Express yourself: why minority languages shine in music

5 min read

Express yourself: why minority languages shine in music

There’s a social media trend right now for highlighting words in German that don’t exist in other languages, but sum up situations. Words like Zweisamkeit (a kind of couple’s isolation many of us might relate to under coronavirus restrictions), or Vorfreude (a pleasure that comes from anticipating pleasure, rather than actually experiencing it).

There’s something profound about the whole thing, and it’s not, naturally, unique to German. Some concepts simply apply to a certain society, whether they’re playful asides, like the Finnish concept of Pantsdrunk (literally sitting at home getting drunk alone in your underwear), or an element of culture that can’t be passed on in another tongue. In Ireland, for example, the traditional language of the country, Irish Gaelic, has been overrun through colonisation over the years. English is now the dominant language, with the old native tongue pushed into the background. But Irish expresses something of the culture that doesn’t translate into English. Europavox star Daithi, who uses Irish samples as roots in a large proportion of his work, explains:

“The Irish language in particular has some amazing expressions and approaches to emotions that are essentially un-translatable, which I think is really special. Often a phrase directly translated to English will sound cheesy or disingenuous, but when said in Irish it has layers of meaning stacked on top of each other.”

Irish language TV host, radio presenter and traditional musician Muireann Nic Amhlaoibh plays a host of music from all over the world, in many languages, on her radio show ‘Malairt Poirt le Muireann’.

“I think you can hear Irish people’s imaginative and sometimes roundabout way of speaking English,” she says, “as though they are trying to express something that there isn’t quite a word for in English. Music reframes the way a language is viewed into a living, breathing means of communicating and creating.”

“When I play minority language songs on the radio, I get a sense of the people from whom these languages came, their emotions and experiences. When a language is dying out, sometimes only the songs remain.”

Of course, this is a state that exists across Europe, from Creole to Cornish. There are only 24 “official languages” of the EU, but more than 200 spoken ones in Europe. Similar stories repeat all over the continent. Catalan vocalist Vicenc Salvador said of his catalan vocals:

“no one ever asks others why they write in Spanish, or English.

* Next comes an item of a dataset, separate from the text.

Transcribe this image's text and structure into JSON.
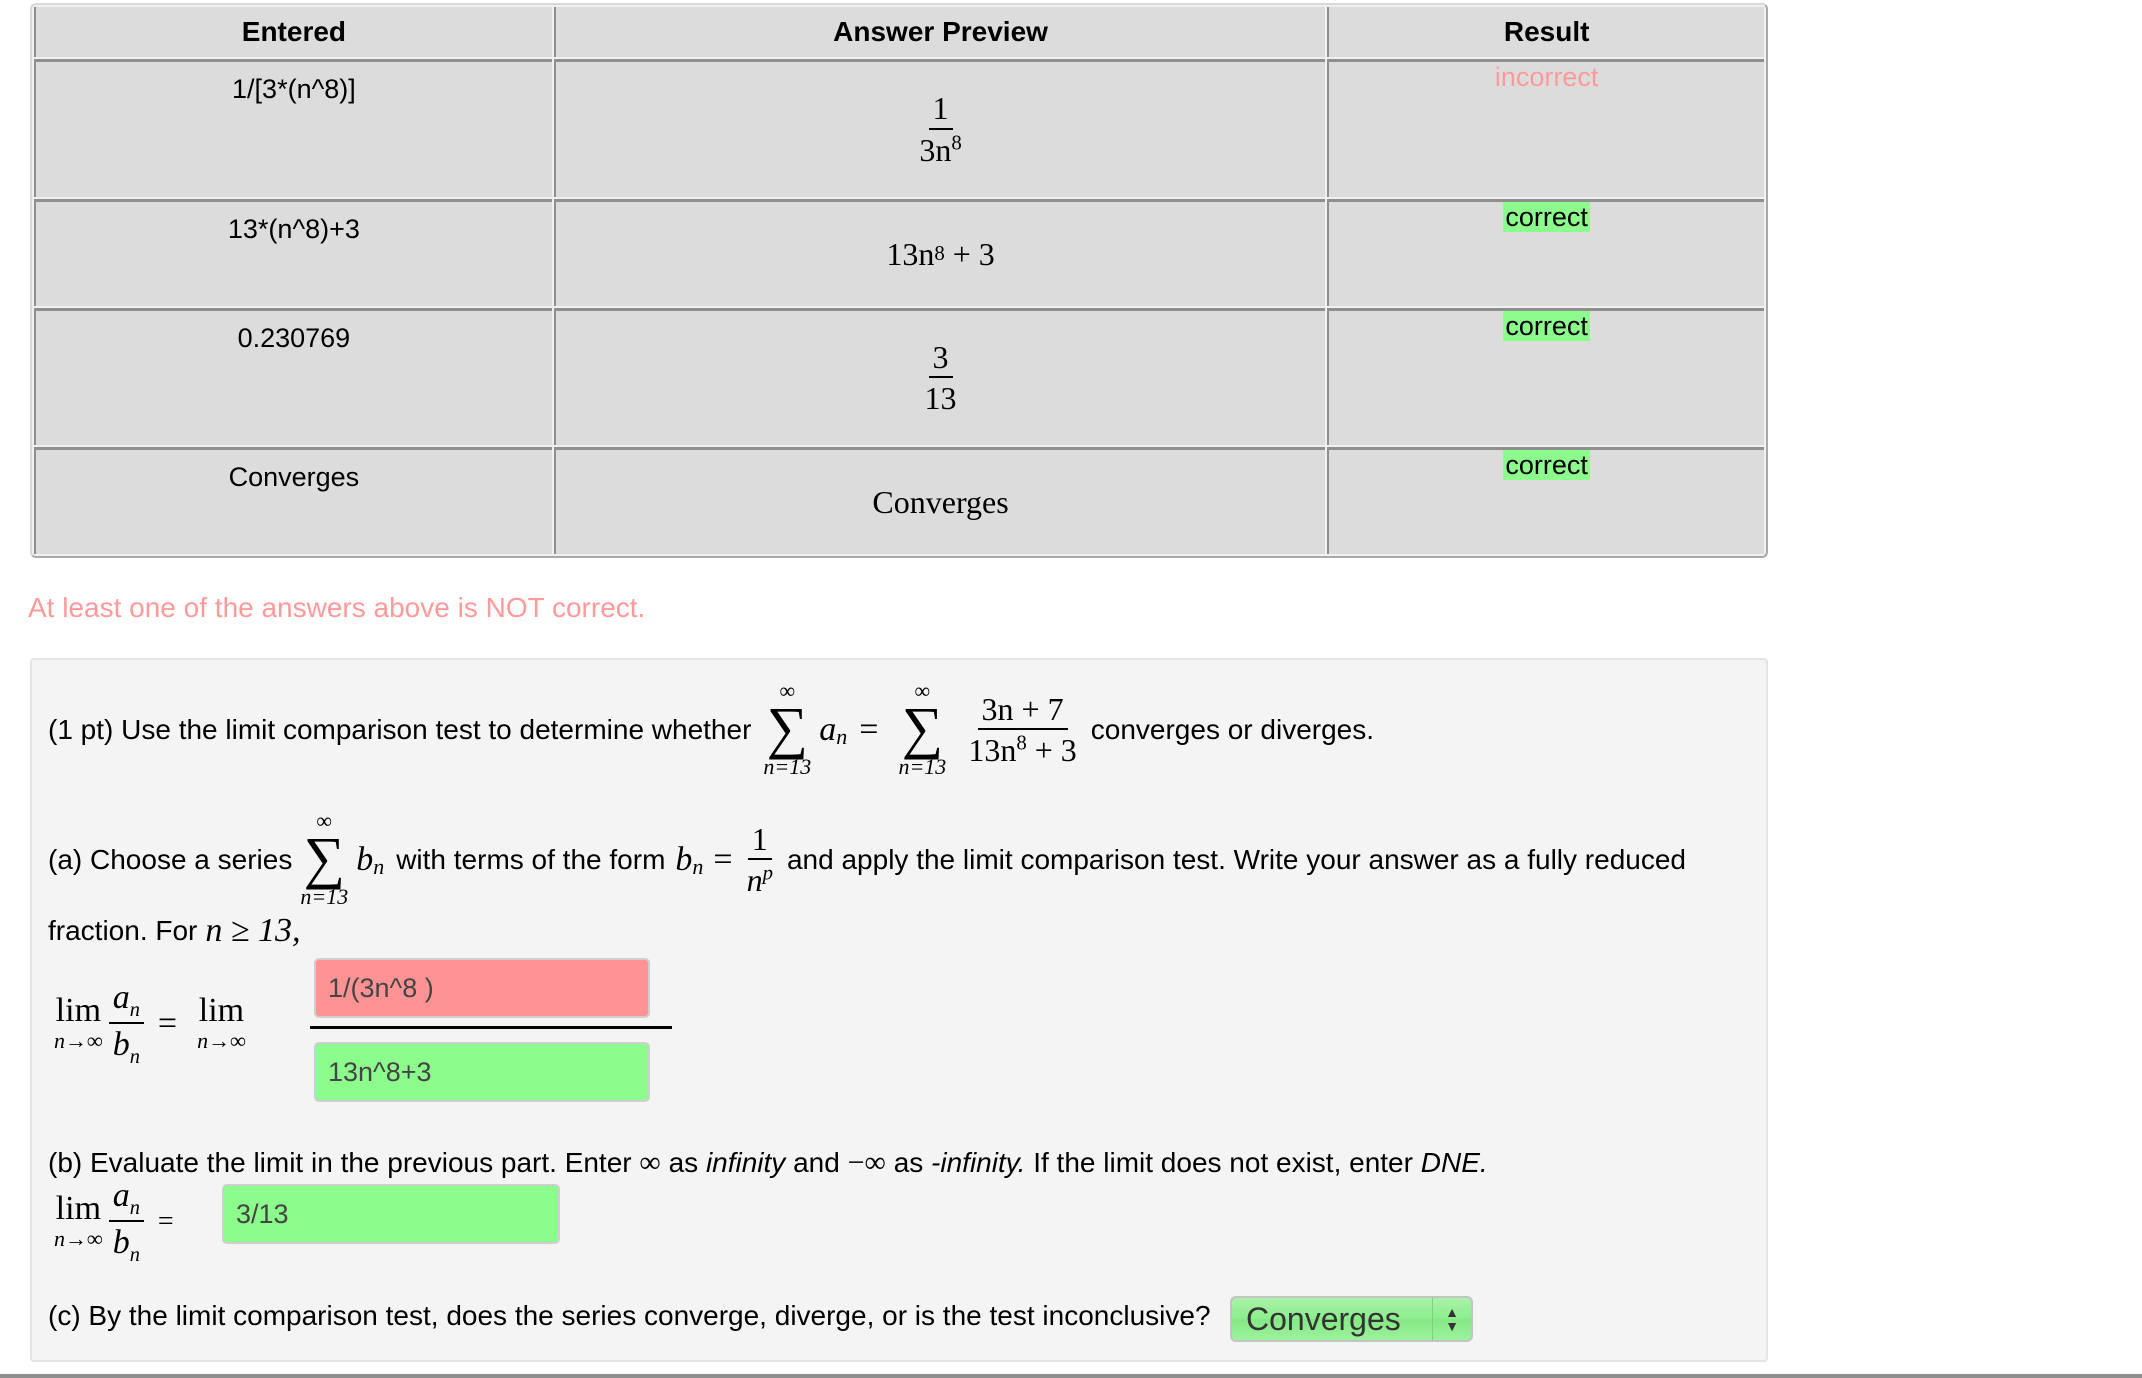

I write in catalan because it makes me feel who I am, I can only say “t’estimo” – I love you – in catalan with all my strength and passion.”

Welsh native speakers Sŵnami, who perform exclusively in Welsh, and appeared at Eurosonic last year, argue “if Sigur Ros can sing in their own made-up language, why can’t we sing in Welsh?” Ultimately, songwriting is often about emotion, and sometimes that’s simply expressed better in a lesser-known language.

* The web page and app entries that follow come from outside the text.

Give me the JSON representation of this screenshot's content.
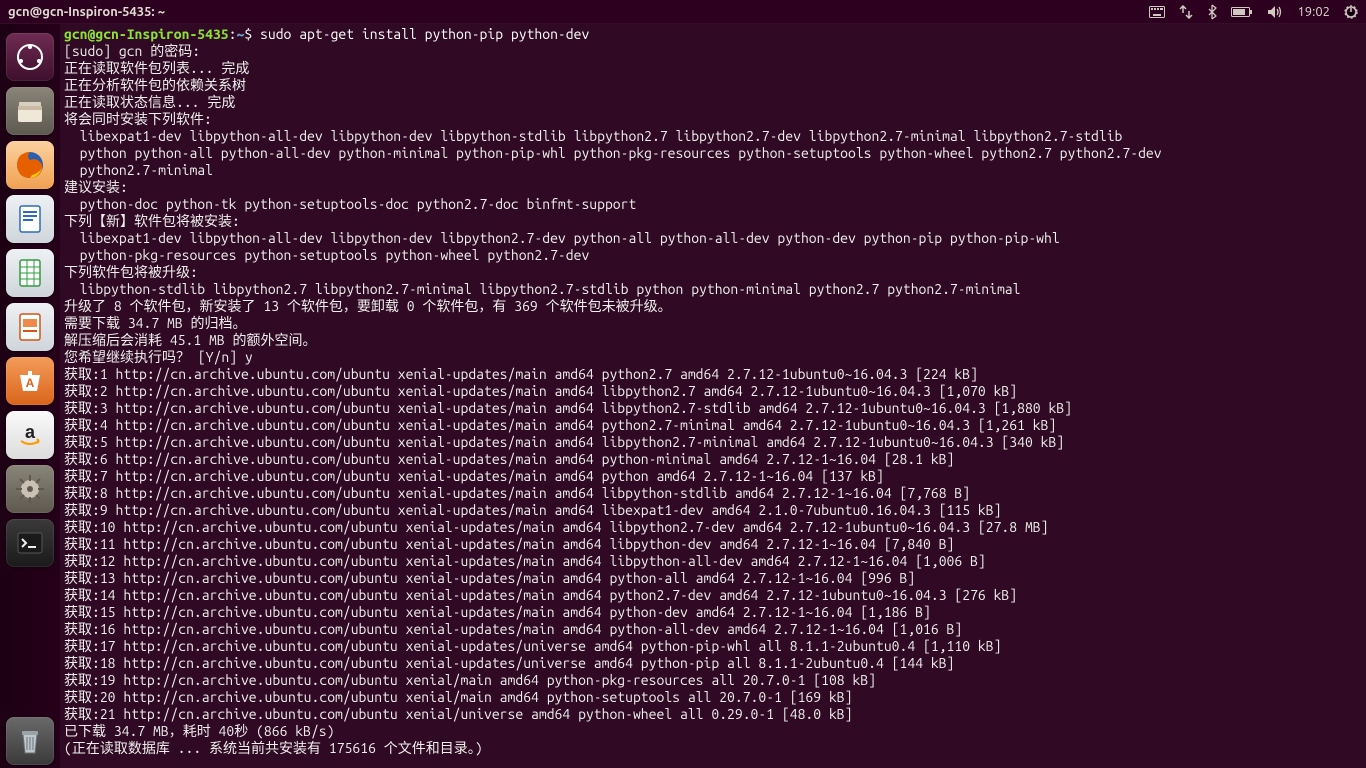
{
  "panel": {
    "title": "gcn@gcn-Inspiron-5435: ~",
    "clock": "19:02"
  },
  "terminal": {
    "prompt_user": "gcn@gcn-Inspiron-5435",
    "prompt_sep": ":",
    "prompt_path": "~",
    "prompt_dollar": "$ ",
    "command": "sudo apt-get install python-pip python-dev",
    "lines": [
      "[sudo] gcn 的密码:",
      "正在读取软件包列表... 完成",
      "正在分析软件包的依赖关系树",
      "正在读取状态信息... 完成",
      "将会同时安装下列软件:",
      "  libexpat1-dev libpython-all-dev libpython-dev libpython-stdlib libpython2.7 libpython2.7-dev libpython2.7-minimal libpython2.7-stdlib",
      "  python python-all python-all-dev python-minimal python-pip-whl python-pkg-resources python-setuptools python-wheel python2.7 python2.7-dev",
      "  python2.7-minimal",
      "建议安装:",
      "  python-doc python-tk python-setuptools-doc python2.7-doc binfmt-support",
      "下列【新】软件包将被安装:",
      "  libexpat1-dev libpython-all-dev libpython-dev libpython2.7-dev python-all python-all-dev python-dev python-pip python-pip-whl",
      "  python-pkg-resources python-setuptools python-wheel python2.7-dev",
      "下列软件包将被升级:",
      "  libpython-stdlib libpython2.7 libpython2.7-minimal libpython2.7-stdlib python python-minimal python2.7 python2.7-minimal",
      "升级了 8 个软件包，新安装了 13 个软件包，要卸载 0 个软件包，有 369 个软件包未被升级。",
      "需要下载 34.7 MB 的归档。",
      "解压缩后会消耗 45.1 MB 的额外空间。",
      "您希望继续执行吗？ [Y/n] y",
      "获取:1 http://cn.archive.ubuntu.com/ubuntu xenial-updates/main amd64 python2.7 amd64 2.7.12-1ubuntu0~16.04.3 [224 kB]",
      "获取:2 http://cn.archive.ubuntu.com/ubuntu xenial-updates/main amd64 libpython2.7 amd64 2.7.12-1ubuntu0~16.04.3 [1,070 kB]",
      "获取:3 http://cn.archive.ubuntu.com/ubuntu xenial-updates/main amd64 libpython2.7-stdlib amd64 2.7.12-1ubuntu0~16.04.3 [1,880 kB]",
      "获取:4 http://cn.archive.ubuntu.com/ubuntu xenial-updates/main amd64 python2.7-minimal amd64 2.7.12-1ubuntu0~16.04.3 [1,261 kB]",
      "获取:5 http://cn.archive.ubuntu.com/ubuntu xenial-updates/main amd64 libpython2.7-minimal amd64 2.7.12-1ubuntu0~16.04.3 [340 kB]",
      "获取:6 http://cn.archive.ubuntu.com/ubuntu xenial-updates/main amd64 python-minimal amd64 2.7.12-1~16.04 [28.1 kB]",
      "获取:7 http://cn.archive.ubuntu.com/ubuntu xenial-updates/main amd64 python amd64 2.7.12-1~16.04 [137 kB]",
      "获取:8 http://cn.archive.ubuntu.com/ubuntu xenial-updates/main amd64 libpython-stdlib amd64 2.7.12-1~16.04 [7,768 B]",
      "获取:9 http://cn.archive.ubuntu.com/ubuntu xenial-updates/main amd64 libexpat1-dev amd64 2.1.0-7ubuntu0.16.04.3 [115 kB]",
      "获取:10 http://cn.archive.ubuntu.com/ubuntu xenial-updates/main amd64 libpython2.7-dev amd64 2.7.12-1ubuntu0~16.04.3 [27.8 MB]",
      "获取:11 http://cn.archive.ubuntu.com/ubuntu xenial-updates/main amd64 libpython-dev amd64 2.7.12-1~16.04 [7,840 B]",
      "获取:12 http://cn.archive.ubuntu.com/ubuntu xenial-updates/main amd64 libpython-all-dev amd64 2.7.12-1~16.04 [1,006 B]",
      "获取:13 http://cn.archive.ubuntu.com/ubuntu xenial-updates/main amd64 python-all amd64 2.7.12-1~16.04 [996 B]",
      "获取:14 http://cn.archive.ubuntu.com/ubuntu xenial-updates/main amd64 python2.7-dev amd64 2.7.12-1ubuntu0~16.04.3 [276 kB]",
      "获取:15 http://cn.archive.ubuntu.com/ubuntu xenial-updates/main amd64 python-dev amd64 2.7.12-1~16.04 [1,186 B]",
      "获取:16 http://cn.archive.ubuntu.com/ubuntu xenial-updates/main amd64 python-all-dev amd64 2.7.12-1~16.04 [1,016 B]",
      "获取:17 http://cn.archive.ubuntu.com/ubuntu xenial-updates/universe amd64 python-pip-whl all 8.1.1-2ubuntu0.4 [1,110 kB]",
      "获取:18 http://cn.archive.ubuntu.com/ubuntu xenial-updates/universe amd64 python-pip all 8.1.1-2ubuntu0.4 [144 kB]",
      "获取:19 http://cn.archive.ubuntu.com/ubuntu xenial/main amd64 python-pkg-resources all 20.7.0-1 [108 kB]",
      "获取:20 http://cn.archive.ubuntu.com/ubuntu xenial/main amd64 python-setuptools all 20.7.0-1 [169 kB]",
      "获取:21 http://cn.archive.ubuntu.com/ubuntu xenial/universe amd64 python-wheel all 0.29.0-1 [48.0 kB]",
      "已下载 34.7 MB，耗时 40秒 (866 kB/s)",
      "(正在读取数据库 ... 系统当前共安装有 175616 个文件和目录。)"
    ]
  }
}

As Daithi concludes, “I feel much more connected to my country when creating in Irish, it’s such an important keystone in my music, It’s what sets me apart from other artists.”

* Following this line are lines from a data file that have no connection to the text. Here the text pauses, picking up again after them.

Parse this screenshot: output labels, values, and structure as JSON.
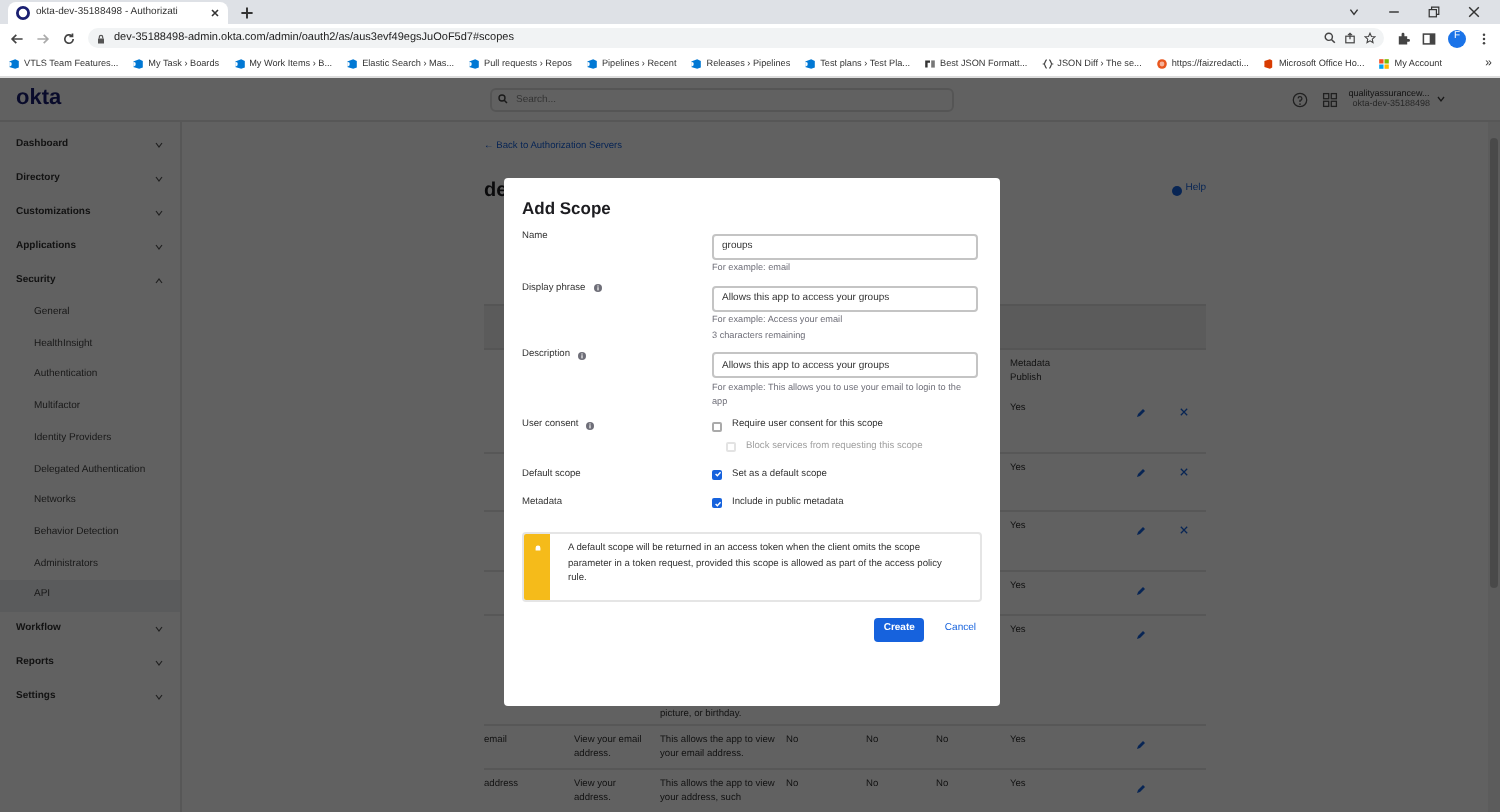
{
  "browser": {
    "tabs": [
      {
        "title": "okta-dev-35188498 - Authorizati",
        "selected": true
      }
    ],
    "url": "dev-35188498-admin.okta.com/admin/oauth2/as/aus3evf49egsJuOoF5d7#scopes",
    "profile_initial": "F",
    "bookmarks": [
      {
        "label": "VTLS Team Features...",
        "kind": "devops"
      },
      {
        "label": "My Task › Boards",
        "kind": "devops"
      },
      {
        "label": "My Work Items › B...",
        "kind": "devops"
      },
      {
        "label": "Elastic Search › Mas...",
        "kind": "devops"
      },
      {
        "label": "Pull requests › Repos",
        "kind": "devops"
      },
      {
        "label": "Pipelines › Recent",
        "kind": "devops"
      },
      {
        "label": "Releases › Pipelines",
        "kind": "devops"
      },
      {
        "label": "Test plans › Test Pla...",
        "kind": "devops"
      },
      {
        "label": "Best JSON Formatt...",
        "kind": "json"
      },
      {
        "label": "JSON Diff › The se...",
        "kind": "braces"
      },
      {
        "label": "https://faizredacti...",
        "kind": "web"
      },
      {
        "label": "Microsoft Office Ho...",
        "kind": "office"
      },
      {
        "label": "My Account",
        "kind": "grid"
      }
    ],
    "bookmarks_more": "»"
  },
  "header": {
    "logo": "okta",
    "search_placeholder": "Search...",
    "user_name": "qualityassurancew...",
    "user_org": "okta-dev-35188498"
  },
  "sidebar": {
    "items": [
      {
        "label": "Dashboard",
        "expanded": false
      },
      {
        "label": "Directory",
        "expanded": false
      },
      {
        "label": "Customizations",
        "expanded": false
      },
      {
        "label": "Applications",
        "expanded": false
      },
      {
        "label": "Security",
        "expanded": true,
        "children": [
          {
            "label": "General",
            "selected": false
          },
          {
            "label": "HealthInsight",
            "selected": false
          },
          {
            "label": "Authentication",
            "selected": false
          },
          {
            "label": "Multifactor",
            "selected": false
          },
          {
            "label": "Identity Providers",
            "selected": false
          },
          {
            "label": "Delegated Authentication",
            "selected": false
          },
          {
            "label": "Networks",
            "selected": false
          },
          {
            "label": "Behavior Detection",
            "selected": false
          },
          {
            "label": "Administrators",
            "selected": false
          },
          {
            "label": "API",
            "selected": true
          }
        ]
      },
      {
        "label": "Workflow",
        "expanded": false
      },
      {
        "label": "Reports",
        "expanded": false
      },
      {
        "label": "Settings",
        "expanded": false
      }
    ]
  },
  "page": {
    "back_link": "← Back to Authorization Servers",
    "title": "de",
    "help": "Help",
    "table": {
      "metadata_header": "Metadata Publish",
      "rows": [
        {
          "metadata": "Yes",
          "editable": true,
          "deletable": true
        },
        {
          "metadata": "Yes",
          "editable": true,
          "deletable": true
        },
        {
          "metadata": "Yes",
          "editable": true,
          "deletable": true
        },
        {
          "metadata": "Yes",
          "editable": true,
          "deletable": false
        },
        {
          "description": "picture, or birthday.",
          "metadata": "Yes",
          "editable": true,
          "deletable": false
        },
        {
          "name": "email",
          "display": "View your email address.",
          "description": "This allows the app to view your email address.",
          "consent": "No",
          "default": "No",
          "system": "No",
          "metadata": "Yes",
          "editable": true,
          "deletable": false
        },
        {
          "name": "address",
          "display": "View your address.",
          "description": "This allows the app to view your address, such",
          "consent": "No",
          "default": "No",
          "system": "No",
          "metadata": "Yes",
          "editable": true,
          "deletable": false
        }
      ]
    }
  },
  "modal": {
    "title": "Add Scope",
    "fields": [
      {
        "kind": "text",
        "label": "Name",
        "info": false,
        "value": "groups",
        "hints": [
          "For example: email"
        ]
      },
      {
        "kind": "text",
        "label": "Display phrase",
        "info": true,
        "value": "Allows this app to access your groups",
        "hints": [
          "For example: Access your email",
          "3 characters remaining"
        ]
      },
      {
        "kind": "text",
        "label": "Description",
        "info": true,
        "value": "Allows this app to access your groups",
        "hints": [
          "For example: This allows you to use your email to login to the app"
        ]
      },
      {
        "kind": "checkbox",
        "label": "User consent",
        "info": true,
        "options": [
          {
            "label": "Require user consent for this scope",
            "checked": false,
            "disabled": false,
            "children": [
              {
                "label": "Block services from requesting this scope",
                "checked": false,
                "disabled": true
              }
            ]
          }
        ]
      },
      {
        "kind": "checkbox",
        "label": "Default scope",
        "info": false,
        "options": [
          {
            "label": "Set as a default scope",
            "checked": true,
            "disabled": false
          }
        ]
      },
      {
        "kind": "checkbox",
        "label": "Metadata",
        "info": false,
        "options": [
          {
            "label": "Include in public metadata",
            "checked": true,
            "disabled": false
          }
        ]
      }
    ],
    "alert": "A default scope will be returned in an access token when the client omits the scope parameter in a token request, provided this scope is allowed as part of the access policy rule.",
    "buttons": [
      {
        "label": "Create",
        "kind": "primary"
      },
      {
        "label": "Cancel",
        "kind": "link"
      }
    ]
  }
}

After all, of all the things that unite us across Europe, the ability to be creative in our own unique way is what makes our various cultures exciting, and interesting. Languages each say something, through their phrases and traditions, that doesn’t fully translate across cultures. That’s something we should all be able to appreciate; a celebration of the beauty of what makes us different, and interesting.

Minority Rules